(EXERCISE AIM):
Find every line in the data that contains the word "arrow". Return each of those lines.

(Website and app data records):
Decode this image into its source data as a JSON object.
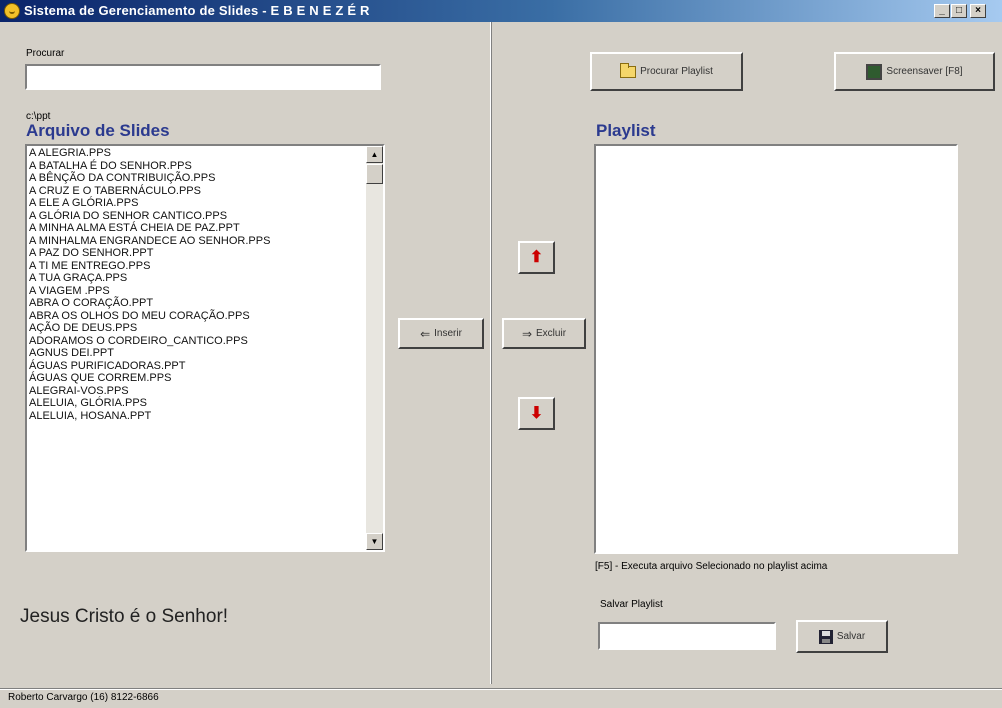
{
  "window": {
    "title": "Sistema de Gerenciamento de Slides - E B E N E Z É R",
    "min_label": "_",
    "max_label": "□",
    "close_label": "×"
  },
  "left": {
    "search_label": "Procurar",
    "search_value": "",
    "path": "c:\\ppt",
    "files_heading": "Arquivo de Slides",
    "files": [
      "A ALEGRIA.PPS",
      "A BATALHA É DO SENHOR.PPS",
      "A BÊNÇÃO DA CONTRIBUIÇÃO.PPS",
      "A CRUZ E O TABERNÁCULO.PPS",
      "A ELE A GLÓRIA.PPS",
      "A GLÓRIA DO SENHOR CANTICO.PPS",
      "A MINHA ALMA ESTÁ CHEIA DE PAZ.PPT",
      "A MINHALMA ENGRANDECE AO SENHOR.PPS",
      "A PAZ DO SENHOR.PPT",
      "A TI ME ENTREGO.PPS",
      "A TUA GRAÇA.PPS",
      "A VIAGEM .PPS",
      "ABRA O CORAÇÃO.PPT",
      "ABRA OS OLHOS DO MEU CORAÇÃO.PPS",
      "AÇÃO DE DEUS.PPS",
      "ADORAMOS O CORDEIRO_CANTICO.PPS",
      "AGNUS DEI.PPT",
      "ÁGUAS PURIFICADORAS.PPT",
      "ÁGUAS QUE CORREM.PPS",
      "ALEGRAI-VOS.PPS",
      "ALELUIA, GLÓRIA.PPS",
      "ALELUIA, HOSANA.PPT"
    ],
    "slogan": "Jesus Cristo é o Senhor!"
  },
  "middle": {
    "insert_label": "Inserir",
    "delete_label": "Excluir",
    "up_icon": "red-up-arrow-icon",
    "down_icon": "red-down-arrow-icon"
  },
  "right": {
    "search_playlist_label": "Procurar Playlist",
    "screensaver_label": "Screensaver [F8]",
    "playlist_heading": "Playlist",
    "playlist_items": [],
    "hint": "[F5] - Executa arquivo Selecionado no playlist acima",
    "save_label": "Salvar Playlist",
    "save_value": "",
    "save_button": "Salvar"
  },
  "status": {
    "text": "Roberto Carvargo (16) 8122-6866"
  },
  "colors": {
    "accent_heading": "#2b3a8f",
    "arrow": "#c00000"
  }
}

(TASK ANSWER):
    "up_icon": "red-up-arrow-icon",
    "down_icon": "red-down-arrow-icon"
    "arrow": "#c00000"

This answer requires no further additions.